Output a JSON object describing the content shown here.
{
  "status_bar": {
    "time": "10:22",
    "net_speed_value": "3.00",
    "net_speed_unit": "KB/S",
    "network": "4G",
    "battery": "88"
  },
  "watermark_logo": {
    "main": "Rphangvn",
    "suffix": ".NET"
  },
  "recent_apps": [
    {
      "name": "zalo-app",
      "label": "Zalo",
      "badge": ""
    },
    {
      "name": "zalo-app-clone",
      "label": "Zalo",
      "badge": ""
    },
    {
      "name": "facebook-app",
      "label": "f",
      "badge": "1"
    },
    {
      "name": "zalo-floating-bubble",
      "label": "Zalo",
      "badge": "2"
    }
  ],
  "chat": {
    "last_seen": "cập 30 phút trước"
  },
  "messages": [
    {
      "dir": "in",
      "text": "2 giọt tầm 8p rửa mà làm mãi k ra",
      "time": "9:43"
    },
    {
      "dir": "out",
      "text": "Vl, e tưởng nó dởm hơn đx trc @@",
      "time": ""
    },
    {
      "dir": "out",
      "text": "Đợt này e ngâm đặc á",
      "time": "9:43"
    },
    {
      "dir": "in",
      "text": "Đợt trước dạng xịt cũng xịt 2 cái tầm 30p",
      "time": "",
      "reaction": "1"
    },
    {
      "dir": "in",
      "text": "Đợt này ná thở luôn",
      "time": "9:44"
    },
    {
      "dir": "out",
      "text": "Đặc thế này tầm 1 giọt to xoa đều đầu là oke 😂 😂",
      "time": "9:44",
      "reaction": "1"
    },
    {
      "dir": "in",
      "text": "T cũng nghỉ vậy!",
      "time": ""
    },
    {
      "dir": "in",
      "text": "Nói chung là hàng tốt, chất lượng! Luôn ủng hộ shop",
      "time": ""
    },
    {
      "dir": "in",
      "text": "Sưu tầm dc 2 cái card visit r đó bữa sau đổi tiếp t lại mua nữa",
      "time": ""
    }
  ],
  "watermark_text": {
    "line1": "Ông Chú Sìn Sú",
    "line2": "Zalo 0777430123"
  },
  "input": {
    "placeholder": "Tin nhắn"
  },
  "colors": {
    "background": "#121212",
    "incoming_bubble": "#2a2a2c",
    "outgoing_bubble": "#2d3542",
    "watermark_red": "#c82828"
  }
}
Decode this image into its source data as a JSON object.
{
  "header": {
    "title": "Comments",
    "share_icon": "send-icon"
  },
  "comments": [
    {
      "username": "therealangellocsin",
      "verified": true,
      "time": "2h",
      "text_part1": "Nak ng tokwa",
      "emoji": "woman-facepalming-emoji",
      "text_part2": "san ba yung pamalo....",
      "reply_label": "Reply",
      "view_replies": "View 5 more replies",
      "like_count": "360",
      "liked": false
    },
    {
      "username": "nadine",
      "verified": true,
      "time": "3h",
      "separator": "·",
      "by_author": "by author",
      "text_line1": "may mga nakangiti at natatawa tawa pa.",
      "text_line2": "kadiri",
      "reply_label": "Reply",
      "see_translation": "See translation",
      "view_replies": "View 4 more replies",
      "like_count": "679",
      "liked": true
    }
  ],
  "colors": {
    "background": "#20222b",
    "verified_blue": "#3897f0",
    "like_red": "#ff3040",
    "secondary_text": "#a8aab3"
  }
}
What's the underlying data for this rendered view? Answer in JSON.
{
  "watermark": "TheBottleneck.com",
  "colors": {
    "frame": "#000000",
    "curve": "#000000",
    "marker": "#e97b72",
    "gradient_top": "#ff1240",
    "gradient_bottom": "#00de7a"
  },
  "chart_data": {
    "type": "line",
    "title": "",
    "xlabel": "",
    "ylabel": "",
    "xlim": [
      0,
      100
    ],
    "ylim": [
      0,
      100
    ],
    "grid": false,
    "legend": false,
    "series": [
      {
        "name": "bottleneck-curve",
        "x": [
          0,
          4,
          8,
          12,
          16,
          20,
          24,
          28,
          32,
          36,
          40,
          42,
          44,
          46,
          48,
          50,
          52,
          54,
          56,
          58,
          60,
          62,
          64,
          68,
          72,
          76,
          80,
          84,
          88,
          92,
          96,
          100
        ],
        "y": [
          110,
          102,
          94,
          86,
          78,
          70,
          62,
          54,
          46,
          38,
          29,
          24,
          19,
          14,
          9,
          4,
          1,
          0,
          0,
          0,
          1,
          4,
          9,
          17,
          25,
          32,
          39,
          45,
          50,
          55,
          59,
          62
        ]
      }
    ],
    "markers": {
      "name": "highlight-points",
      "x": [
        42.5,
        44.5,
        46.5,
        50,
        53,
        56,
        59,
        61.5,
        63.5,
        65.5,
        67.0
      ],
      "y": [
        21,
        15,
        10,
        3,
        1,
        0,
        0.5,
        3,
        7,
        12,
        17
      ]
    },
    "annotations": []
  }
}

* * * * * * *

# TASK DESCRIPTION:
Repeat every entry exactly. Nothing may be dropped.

# ANSWER SPACE:
Output a JSON object describing the content shown here.
{
  "status_bar": {
    "time": "10:22",
    "net_speed_value": "3.00",
    "net_speed_unit": "KB/S",
    "network": "4G",
    "battery": "88"
  },
  "watermark_logo": {
    "main": "Rphangvn",
    "suffix": ".NET"
  },
  "recent_apps": [
    {
      "name": "zalo-app",
      "label": "Zalo",
      "badge": ""
    },
    {
      "name": "zalo-app-clone",
      "label": "Zalo",
      "badge": ""
    },
    {
      "name": "facebook-app",
      "label": "f",
      "badge": "1"
    },
    {
      "name": "zalo-floating-bubble",
      "label": "Zalo",
      "badge": "2"
    }
  ],
  "chat": {
    "last_seen": "cập 30 phút trước"
  },
  "messages": [
    {
      "dir": "in",
      "text": "2 giọt tầm 8p rửa mà làm mãi k ra",
      "time": "9:43"
    },
    {
      "dir": "out",
      "text": "Vl, e tưởng nó dởm hơn đx trc @@",
      "time": ""
    },
    {
      "dir": "out",
      "text": "Đợt này e ngâm đặc á",
      "time": "9:43"
    },
    {
      "dir": "in",
      "text": "Đợt trước dạng xịt cũng xịt 2 cái tầm 30p",
      "time": "",
      "reaction": "1"
    },
    {
      "dir": "in",
      "text": "Đợt này ná thở luôn",
      "time": "9:44"
    },
    {
      "dir": "out",
      "text": "Đặc thế này tầm 1 giọt to xoa đều đầu là oke 😂 😂",
      "time": "9:44",
      "reaction": "1"
    },
    {
      "dir": "in",
      "text": "T cũng nghỉ vậy!",
      "time": ""
    },
    {
      "dir": "in",
      "text": "Nói chung là hàng tốt, chất lượng! Luôn ủng hộ shop",
      "time": ""
    },
    {
      "dir": "in",
      "text": "Sưu tầm dc 2 cái card visit r đó bữa sau đổi tiếp t lại mua nữa",
      "time": ""
    }
  ],
  "watermark_text": {
    "line1": "Ông Chú Sìn Sú",
    "line2": "Zalo 0777430123"
  },
  "input": {
    "placeholder": "Tin nhắn"
  },
  "colors": {
    "background": "#121212",
    "incoming_bubble": "#2a2a2c",
    "outgoing_bubble": "#2d3542",
    "watermark_red": "#c82828"
  }
}
Decode this image into its source data as a JSON object.
{
  "header": {
    "title": "Comments",
    "share_icon": "send-icon"
  },
  "comments": [
    {
      "username": "therealangellocsin",
      "verified": true,
      "time": "2h",
      "text_part1": "Nak ng tokwa",
      "emoji": "woman-facepalming-emoji",
      "text_part2": "san ba yung pamalo....",
      "reply_label": "Reply",
      "view_replies": "View 5 more replies",
      "like_count": "360",
      "liked": false
    },
    {
      "username": "nadine",
      "verified": true,
      "time": "3h",
      "separator": "·",
      "by_author": "by author",
      "text_line1": "may mga nakangiti at natatawa tawa pa.",
      "text_line2": "kadiri",
      "reply_label": "Reply",
      "see_translation": "See translation",
      "view_replies": "View 4 more replies",
      "like_count": "679",
      "liked": true
    }
  ],
  "colors": {
    "background": "#20222b",
    "verified_blue": "#3897f0",
    "like_red": "#ff3040",
    "secondary_text": "#a8aab3"
  }
}
What's the underlying data for this rendered view? Answer in JSON.
{
  "watermark": "TheBottleneck.com",
  "colors": {
    "frame": "#000000",
    "curve": "#000000",
    "marker": "#e97b72",
    "gradient_top": "#ff1240",
    "gradient_bottom": "#00de7a"
  },
  "chart_data": {
    "type": "line",
    "title": "",
    "xlabel": "",
    "ylabel": "",
    "xlim": [
      0,
      100
    ],
    "ylim": [
      0,
      100
    ],
    "grid": false,
    "legend": false,
    "series": [
      {
        "name": "bottleneck-curve",
        "x": [
          0,
          4,
          8,
          12,
          16,
          20,
          24,
          28,
          32,
          36,
          40,
          42,
          44,
          46,
          48,
          50,
          52,
          54,
          56,
          58,
          60,
          62,
          64,
          68,
          72,
          76,
          80,
          84,
          88,
          92,
          96,
          100
        ],
        "y": [
          110,
          102,
          94,
          86,
          78,
          70,
          62,
          54,
          46,
          38,
          29,
          24,
          19,
          14,
          9,
          4,
          1,
          0,
          0,
          0,
          1,
          4,
          9,
          17,
          25,
          32,
          39,
          45,
          50,
          55,
          59,
          62
        ]
      }
    ],
    "markers": {
      "name": "highlight-points",
      "x": [
        42.5,
        44.5,
        46.5,
        50,
        53,
        56,
        59,
        61.5,
        63.5,
        65.5,
        67.0
      ],
      "y": [
        21,
        15,
        10,
        3,
        1,
        0,
        0.5,
        3,
        7,
        12,
        17
      ]
    },
    "annotations": []
  }
}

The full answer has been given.